---- The records

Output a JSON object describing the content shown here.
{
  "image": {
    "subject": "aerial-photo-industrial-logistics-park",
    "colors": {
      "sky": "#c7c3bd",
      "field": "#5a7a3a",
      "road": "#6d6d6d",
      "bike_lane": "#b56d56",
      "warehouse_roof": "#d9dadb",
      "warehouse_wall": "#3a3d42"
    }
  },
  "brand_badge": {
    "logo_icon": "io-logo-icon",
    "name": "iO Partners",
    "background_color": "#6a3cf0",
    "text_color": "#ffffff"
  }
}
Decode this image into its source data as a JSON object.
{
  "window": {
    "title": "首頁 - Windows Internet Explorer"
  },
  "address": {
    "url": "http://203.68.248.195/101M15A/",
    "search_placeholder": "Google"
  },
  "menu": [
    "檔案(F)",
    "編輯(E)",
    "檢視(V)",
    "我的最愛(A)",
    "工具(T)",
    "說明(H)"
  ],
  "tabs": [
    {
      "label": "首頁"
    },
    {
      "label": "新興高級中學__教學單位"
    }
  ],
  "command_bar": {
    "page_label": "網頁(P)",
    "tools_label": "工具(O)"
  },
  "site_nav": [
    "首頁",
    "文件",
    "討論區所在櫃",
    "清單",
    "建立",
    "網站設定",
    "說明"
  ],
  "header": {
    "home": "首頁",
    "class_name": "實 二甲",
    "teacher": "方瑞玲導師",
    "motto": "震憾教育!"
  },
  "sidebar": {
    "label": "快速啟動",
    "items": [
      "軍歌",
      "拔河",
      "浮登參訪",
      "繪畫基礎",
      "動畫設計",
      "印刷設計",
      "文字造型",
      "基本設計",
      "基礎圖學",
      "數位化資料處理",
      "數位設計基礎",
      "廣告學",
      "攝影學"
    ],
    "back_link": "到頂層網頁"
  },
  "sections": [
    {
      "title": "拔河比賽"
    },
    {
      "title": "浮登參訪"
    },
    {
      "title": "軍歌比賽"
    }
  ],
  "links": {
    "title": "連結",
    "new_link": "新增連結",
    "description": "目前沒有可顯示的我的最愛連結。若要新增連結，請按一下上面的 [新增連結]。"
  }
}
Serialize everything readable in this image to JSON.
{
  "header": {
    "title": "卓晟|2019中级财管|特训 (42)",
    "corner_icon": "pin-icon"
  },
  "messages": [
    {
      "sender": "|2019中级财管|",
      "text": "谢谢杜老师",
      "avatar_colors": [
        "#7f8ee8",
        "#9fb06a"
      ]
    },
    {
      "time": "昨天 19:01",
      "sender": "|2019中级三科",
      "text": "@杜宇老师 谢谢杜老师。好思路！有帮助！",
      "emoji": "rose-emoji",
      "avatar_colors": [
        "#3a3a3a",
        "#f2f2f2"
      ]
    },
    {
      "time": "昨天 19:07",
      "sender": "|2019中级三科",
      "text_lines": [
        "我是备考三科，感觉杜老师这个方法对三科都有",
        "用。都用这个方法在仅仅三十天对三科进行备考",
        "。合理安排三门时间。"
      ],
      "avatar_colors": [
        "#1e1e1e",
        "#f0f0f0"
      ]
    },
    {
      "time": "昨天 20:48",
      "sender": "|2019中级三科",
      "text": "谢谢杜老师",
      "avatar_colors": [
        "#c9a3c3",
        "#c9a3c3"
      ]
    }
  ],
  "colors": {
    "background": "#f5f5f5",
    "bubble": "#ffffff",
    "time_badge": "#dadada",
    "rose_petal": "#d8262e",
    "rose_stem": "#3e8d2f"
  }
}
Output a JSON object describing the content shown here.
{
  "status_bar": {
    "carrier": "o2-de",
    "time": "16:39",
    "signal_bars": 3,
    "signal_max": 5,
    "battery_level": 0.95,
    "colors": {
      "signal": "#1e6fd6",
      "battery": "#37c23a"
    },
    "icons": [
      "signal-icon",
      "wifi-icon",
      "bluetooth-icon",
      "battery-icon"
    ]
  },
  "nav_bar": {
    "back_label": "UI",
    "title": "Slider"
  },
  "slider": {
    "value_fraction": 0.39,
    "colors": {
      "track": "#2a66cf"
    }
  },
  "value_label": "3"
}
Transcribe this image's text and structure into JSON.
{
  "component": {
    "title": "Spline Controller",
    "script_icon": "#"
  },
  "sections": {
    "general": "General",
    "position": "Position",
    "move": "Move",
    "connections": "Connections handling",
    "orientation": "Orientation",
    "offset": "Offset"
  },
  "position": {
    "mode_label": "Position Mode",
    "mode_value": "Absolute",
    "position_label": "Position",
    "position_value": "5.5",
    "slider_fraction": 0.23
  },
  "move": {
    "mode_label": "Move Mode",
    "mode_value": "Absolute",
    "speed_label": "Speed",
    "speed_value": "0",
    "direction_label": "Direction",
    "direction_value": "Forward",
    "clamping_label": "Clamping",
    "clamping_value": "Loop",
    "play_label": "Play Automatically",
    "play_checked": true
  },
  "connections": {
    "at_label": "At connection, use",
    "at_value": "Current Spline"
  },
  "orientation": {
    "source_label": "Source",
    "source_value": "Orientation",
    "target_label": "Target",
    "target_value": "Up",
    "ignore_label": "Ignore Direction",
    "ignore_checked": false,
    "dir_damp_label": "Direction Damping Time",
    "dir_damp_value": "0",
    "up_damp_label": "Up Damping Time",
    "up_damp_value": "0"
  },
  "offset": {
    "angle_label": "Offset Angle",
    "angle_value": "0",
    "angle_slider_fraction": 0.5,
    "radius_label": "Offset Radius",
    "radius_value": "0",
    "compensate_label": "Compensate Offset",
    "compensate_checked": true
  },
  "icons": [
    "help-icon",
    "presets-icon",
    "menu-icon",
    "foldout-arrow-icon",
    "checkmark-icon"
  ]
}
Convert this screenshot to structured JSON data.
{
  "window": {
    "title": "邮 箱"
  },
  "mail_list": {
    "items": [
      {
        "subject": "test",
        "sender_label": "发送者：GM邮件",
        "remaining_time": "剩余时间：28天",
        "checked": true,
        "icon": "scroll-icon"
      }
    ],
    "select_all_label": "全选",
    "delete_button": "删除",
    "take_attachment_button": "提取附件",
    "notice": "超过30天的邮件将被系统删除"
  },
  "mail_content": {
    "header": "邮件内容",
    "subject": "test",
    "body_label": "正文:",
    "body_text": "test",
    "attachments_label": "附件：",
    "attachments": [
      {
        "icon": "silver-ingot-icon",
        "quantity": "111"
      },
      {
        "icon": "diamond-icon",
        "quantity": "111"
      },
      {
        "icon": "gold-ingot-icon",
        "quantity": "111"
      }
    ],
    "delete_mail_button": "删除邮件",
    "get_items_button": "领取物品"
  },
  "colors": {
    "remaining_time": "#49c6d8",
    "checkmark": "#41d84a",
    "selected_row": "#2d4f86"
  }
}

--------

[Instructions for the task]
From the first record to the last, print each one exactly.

[Reply]
Output a JSON object describing the content shown here.
{
  "image": {
    "subject": "aerial-photo-industrial-logistics-park",
    "colors": {
      "sky": "#c7c3bd",
      "field": "#5a7a3a",
      "road": "#6d6d6d",
      "bike_lane": "#b56d56",
      "warehouse_roof": "#d9dadb",
      "warehouse_wall": "#3a3d42"
    }
  },
  "brand_badge": {
    "logo_icon": "io-logo-icon",
    "name": "iO Partners",
    "background_color": "#6a3cf0",
    "text_color": "#ffffff"
  }
}
Decode this image into its source data as a JSON object.
{
  "window": {
    "title": "首頁 - Windows Internet Explorer"
  },
  "address": {
    "url": "http://203.68.248.195/101M15A/",
    "search_placeholder": "Google"
  },
  "menu": [
    "檔案(F)",
    "編輯(E)",
    "檢視(V)",
    "我的最愛(A)",
    "工具(T)",
    "說明(H)"
  ],
  "tabs": [
    {
      "label": "首頁"
    },
    {
      "label": "新興高級中學__教學單位"
    }
  ],
  "command_bar": {
    "page_label": "網頁(P)",
    "tools_label": "工具(O)"
  },
  "site_nav": [
    "首頁",
    "文件",
    "討論區所在櫃",
    "清單",
    "建立",
    "網站設定",
    "說明"
  ],
  "header": {
    "home": "首頁",
    "class_name": "實 二甲",
    "teacher": "方瑞玲導師",
    "motto": "震憾教育!"
  },
  "sidebar": {
    "label": "快速啟動",
    "items": [
      "軍歌",
      "拔河",
      "浮登參訪",
      "繪畫基礎",
      "動畫設計",
      "印刷設計",
      "文字造型",
      "基本設計",
      "基礎圖學",
      "數位化資料處理",
      "數位設計基礎",
      "廣告學",
      "攝影學"
    ],
    "back_link": "到頂層網頁"
  },
  "sections": [
    {
      "title": "拔河比賽"
    },
    {
      "title": "浮登參訪"
    },
    {
      "title": "軍歌比賽"
    }
  ],
  "links": {
    "title": "連結",
    "new_link": "新增連結",
    "description": "目前沒有可顯示的我的最愛連結。若要新增連結，請按一下上面的 [新增連結]。"
  }
}
Serialize everything readable in this image to JSON.
{
  "header": {
    "title": "卓晟|2019中级财管|特训 (42)",
    "corner_icon": "pin-icon"
  },
  "messages": [
    {
      "sender": "|2019中级财管|",
      "text": "谢谢杜老师",
      "avatar_colors": [
        "#7f8ee8",
        "#9fb06a"
      ]
    },
    {
      "time": "昨天 19:01",
      "sender": "|2019中级三科",
      "text": "@杜宇老师 谢谢杜老师。好思路！有帮助！",
      "emoji": "rose-emoji",
      "avatar_colors": [
        "#3a3a3a",
        "#f2f2f2"
      ]
    },
    {
      "time": "昨天 19:07",
      "sender": "|2019中级三科",
      "text_lines": [
        "我是备考三科，感觉杜老师这个方法对三科都有",
        "用。都用这个方法在仅仅三十天对三科进行备考",
        "。合理安排三门时间。"
      ],
      "avatar_colors": [
        "#1e1e1e",
        "#f0f0f0"
      ]
    },
    {
      "time": "昨天 20:48",
      "sender": "|2019中级三科",
      "text": "谢谢杜老师",
      "avatar_colors": [
        "#c9a3c3",
        "#c9a3c3"
      ]
    }
  ],
  "colors": {
    "background": "#f5f5f5",
    "bubble": "#ffffff",
    "time_badge": "#dadada",
    "rose_petal": "#d8262e",
    "rose_stem": "#3e8d2f"
  }
}
Output a JSON object describing the content shown here.
{
  "status_bar": {
    "carrier": "o2-de",
    "time": "16:39",
    "signal_bars": 3,
    "signal_max": 5,
    "battery_level": 0.95,
    "colors": {
      "signal": "#1e6fd6",
      "battery": "#37c23a"
    },
    "icons": [
      "signal-icon",
      "wifi-icon",
      "bluetooth-icon",
      "battery-icon"
    ]
  },
  "nav_bar": {
    "back_label": "UI",
    "title": "Slider"
  },
  "slider": {
    "value_fraction": 0.39,
    "colors": {
      "track": "#2a66cf"
    }
  },
  "value_label": "3"
}
Transcribe this image's text and structure into JSON.
{
  "component": {
    "title": "Spline Controller",
    "script_icon": "#"
  },
  "sections": {
    "general": "General",
    "position": "Position",
    "move": "Move",
    "connections": "Connections handling",
    "orientation": "Orientation",
    "offset": "Offset"
  },
  "position": {
    "mode_label": "Position Mode",
    "mode_value": "Absolute",
    "position_label": "Position",
    "position_value": "5.5",
    "slider_fraction": 0.23
  },
  "move": {
    "mode_label": "Move Mode",
    "mode_value": "Absolute",
    "speed_label": "Speed",
    "speed_value": "0",
    "direction_label": "Direction",
    "direction_value": "Forward",
    "clamping_label": "Clamping",
    "clamping_value": "Loop",
    "play_label": "Play Automatically",
    "play_checked": true
  },
  "connections": {
    "at_label": "At connection, use",
    "at_value": "Current Spline"
  },
  "orientation": {
    "source_label": "Source",
    "source_value": "Orientation",
    "target_label": "Target",
    "target_value": "Up",
    "ignore_label": "Ignore Direction",
    "ignore_checked": false,
    "dir_damp_label": "Direction Damping Time",
    "dir_damp_value": "0",
    "up_damp_label": "Up Damping Time",
    "up_damp_value": "0"
  },
  "offset": {
    "angle_label": "Offset Angle",
    "angle_value": "0",
    "angle_slider_fraction": 0.5,
    "radius_label": "Offset Radius",
    "radius_value": "0",
    "compensate_label": "Compensate Offset",
    "compensate_checked": true
  },
  "icons": [
    "help-icon",
    "presets-icon",
    "menu-icon",
    "foldout-arrow-icon",
    "checkmark-icon"
  ]
}
Convert this screenshot to structured JSON data.
{
  "window": {
    "title": "邮 箱"
  },
  "mail_list": {
    "items": [
      {
        "subject": "test",
        "sender_label": "发送者：GM邮件",
        "remaining_time": "剩余时间：28天",
        "checked": true,
        "icon": "scroll-icon"
      }
    ],
    "select_all_label": "全选",
    "delete_button": "删除",
    "take_attachment_button": "提取附件",
    "notice": "超过30天的邮件将被系统删除"
  },
  "mail_content": {
    "header": "邮件内容",
    "subject": "test",
    "body_label": "正文:",
    "body_text": "test",
    "attachments_label": "附件：",
    "attachments": [
      {
        "icon": "silver-ingot-icon",
        "quantity": "111"
      },
      {
        "icon": "diamond-icon",
        "quantity": "111"
      },
      {
        "icon": "gold-ingot-icon",
        "quantity": "111"
      }
    ],
    "delete_mail_button": "删除邮件",
    "get_items_button": "领取物品"
  },
  "colors": {
    "remaining_time": "#49c6d8",
    "checkmark": "#41d84a",
    "selected_row": "#2d4f86"
  }
}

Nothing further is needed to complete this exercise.